BEGIN Data under study

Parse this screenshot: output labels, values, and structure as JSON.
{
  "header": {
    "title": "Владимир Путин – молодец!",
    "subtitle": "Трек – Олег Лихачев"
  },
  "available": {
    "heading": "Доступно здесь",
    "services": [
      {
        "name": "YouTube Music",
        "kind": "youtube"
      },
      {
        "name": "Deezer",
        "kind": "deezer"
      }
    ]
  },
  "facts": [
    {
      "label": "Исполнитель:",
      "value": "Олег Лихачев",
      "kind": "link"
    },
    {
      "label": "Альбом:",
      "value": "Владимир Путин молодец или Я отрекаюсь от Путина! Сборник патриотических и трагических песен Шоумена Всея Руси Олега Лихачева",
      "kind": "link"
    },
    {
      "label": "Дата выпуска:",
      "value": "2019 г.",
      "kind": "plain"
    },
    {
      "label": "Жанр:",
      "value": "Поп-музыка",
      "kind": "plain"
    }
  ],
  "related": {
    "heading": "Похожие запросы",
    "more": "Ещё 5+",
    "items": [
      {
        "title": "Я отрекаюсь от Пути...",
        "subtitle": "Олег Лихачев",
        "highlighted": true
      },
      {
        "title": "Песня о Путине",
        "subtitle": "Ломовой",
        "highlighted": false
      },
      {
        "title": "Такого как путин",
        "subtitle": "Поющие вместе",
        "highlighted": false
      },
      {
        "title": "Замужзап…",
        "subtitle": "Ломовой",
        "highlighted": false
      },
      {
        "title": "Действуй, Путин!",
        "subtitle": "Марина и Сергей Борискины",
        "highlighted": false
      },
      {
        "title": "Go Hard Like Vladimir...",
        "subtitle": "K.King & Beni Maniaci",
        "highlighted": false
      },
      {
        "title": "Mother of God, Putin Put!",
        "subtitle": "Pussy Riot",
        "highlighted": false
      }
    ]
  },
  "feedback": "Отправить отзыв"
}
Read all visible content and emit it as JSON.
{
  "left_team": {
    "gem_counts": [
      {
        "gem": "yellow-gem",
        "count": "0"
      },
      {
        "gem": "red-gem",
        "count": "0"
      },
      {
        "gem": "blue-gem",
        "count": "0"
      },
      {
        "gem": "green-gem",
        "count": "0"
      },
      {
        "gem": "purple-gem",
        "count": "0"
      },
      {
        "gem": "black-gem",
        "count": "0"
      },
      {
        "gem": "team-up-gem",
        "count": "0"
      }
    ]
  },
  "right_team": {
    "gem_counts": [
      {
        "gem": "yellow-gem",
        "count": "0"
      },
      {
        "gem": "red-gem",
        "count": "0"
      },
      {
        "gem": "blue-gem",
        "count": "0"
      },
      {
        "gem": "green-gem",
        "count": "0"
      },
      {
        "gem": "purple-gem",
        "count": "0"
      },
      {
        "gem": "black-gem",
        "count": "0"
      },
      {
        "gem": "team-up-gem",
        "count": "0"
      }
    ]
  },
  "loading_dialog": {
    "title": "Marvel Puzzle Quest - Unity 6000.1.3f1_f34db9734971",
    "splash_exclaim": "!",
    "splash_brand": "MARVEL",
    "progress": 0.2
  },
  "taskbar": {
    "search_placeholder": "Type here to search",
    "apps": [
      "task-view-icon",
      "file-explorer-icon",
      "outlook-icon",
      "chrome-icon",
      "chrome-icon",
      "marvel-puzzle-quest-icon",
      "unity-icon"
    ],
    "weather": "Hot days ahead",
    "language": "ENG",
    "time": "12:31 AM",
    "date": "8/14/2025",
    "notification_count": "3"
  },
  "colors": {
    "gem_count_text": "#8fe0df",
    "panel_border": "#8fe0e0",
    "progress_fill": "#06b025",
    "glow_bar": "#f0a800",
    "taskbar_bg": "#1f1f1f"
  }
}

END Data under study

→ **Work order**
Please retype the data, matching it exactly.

→ **Result of this task**
Parse this screenshot: output labels, values, and structure as JSON.
{
  "header": {
    "title": "Владимир Путин – молодец!",
    "subtitle": "Трек – Олег Лихачев"
  },
  "available": {
    "heading": "Доступно здесь",
    "services": [
      {
        "name": "YouTube Music",
        "kind": "youtube"
      },
      {
        "name": "Deezer",
        "kind": "deezer"
      }
    ]
  },
  "facts": [
    {
      "label": "Исполнитель:",
      "value": "Олег Лихачев",
      "kind": "link"
    },
    {
      "label": "Альбом:",
      "value": "Владимир Путин молодец или Я отрекаюсь от Путина! Сборник патриотических и трагических песен Шоумена Всея Руси Олега Лихачева",
      "kind": "link"
    },
    {
      "label": "Дата выпуска:",
      "value": "2019 г.",
      "kind": "plain"
    },
    {
      "label": "Жанр:",
      "value": "Поп-музыка",
      "kind": "plain"
    }
  ],
  "related": {
    "heading": "Похожие запросы",
    "more": "Ещё 5+",
    "items": [
      {
        "title": "Я отрекаюсь от Пути...",
        "subtitle": "Олег Лихачев",
        "highlighted": true
      },
      {
        "title": "Песня о Путине",
        "subtitle": "Ломовой",
        "highlighted": false
      },
      {
        "title": "Такого как путин",
        "subtitle": "Поющие вместе",
        "highlighted": false
      },
      {
        "title": "Замужзап…",
        "subtitle": "Ломовой",
        "highlighted": false
      },
      {
        "title": "Действуй, Путин!",
        "subtitle": "Марина и Сергей Борискины",
        "highlighted": false
      },
      {
        "title": "Go Hard Like Vladimir...",
        "subtitle": "K.King & Beni Maniaci",
        "highlighted": false
      },
      {
        "title": "Mother of God, Putin Put!",
        "subtitle": "Pussy Riot",
        "highlighted": false
      }
    ]
  },
  "feedback": "Отправить отзыв"
}
Read all visible content and emit it as JSON.
{
  "left_team": {
    "gem_counts": [
      {
        "gem": "yellow-gem",
        "count": "0"
      },
      {
        "gem": "red-gem",
        "count": "0"
      },
      {
        "gem": "blue-gem",
        "count": "0"
      },
      {
        "gem": "green-gem",
        "count": "0"
      },
      {
        "gem": "purple-gem",
        "count": "0"
      },
      {
        "gem": "black-gem",
        "count": "0"
      },
      {
        "gem": "team-up-gem",
        "count": "0"
      }
    ]
  },
  "right_team": {
    "gem_counts": [
      {
        "gem": "yellow-gem",
        "count": "0"
      },
      {
        "gem": "red-gem",
        "count": "0"
      },
      {
        "gem": "blue-gem",
        "count": "0"
      },
      {
        "gem": "green-gem",
        "count": "0"
      },
      {
        "gem": "purple-gem",
        "count": "0"
      },
      {
        "gem": "black-gem",
        "count": "0"
      },
      {
        "gem": "team-up-gem",
        "count": "0"
      }
    ]
  },
  "loading_dialog": {
    "title": "Marvel Puzzle Quest - Unity 6000.1.3f1_f34db9734971",
    "splash_exclaim": "!",
    "splash_brand": "MARVEL",
    "progress": 0.2
  },
  "taskbar": {
    "search_placeholder": "Type here to search",
    "apps": [
      "task-view-icon",
      "file-explorer-icon",
      "outlook-icon",
      "chrome-icon",
      "chrome-icon",
      "marvel-puzzle-quest-icon",
      "unity-icon"
    ],
    "weather": "Hot days ahead",
    "language": "ENG",
    "time": "12:31 AM",
    "date": "8/14/2025",
    "notification_count": "3"
  },
  "colors": {
    "gem_count_text": "#8fe0df",
    "panel_border": "#8fe0e0",
    "progress_fill": "#06b025",
    "glow_bar": "#f0a800",
    "taskbar_bg": "#1f1f1f"
  }
}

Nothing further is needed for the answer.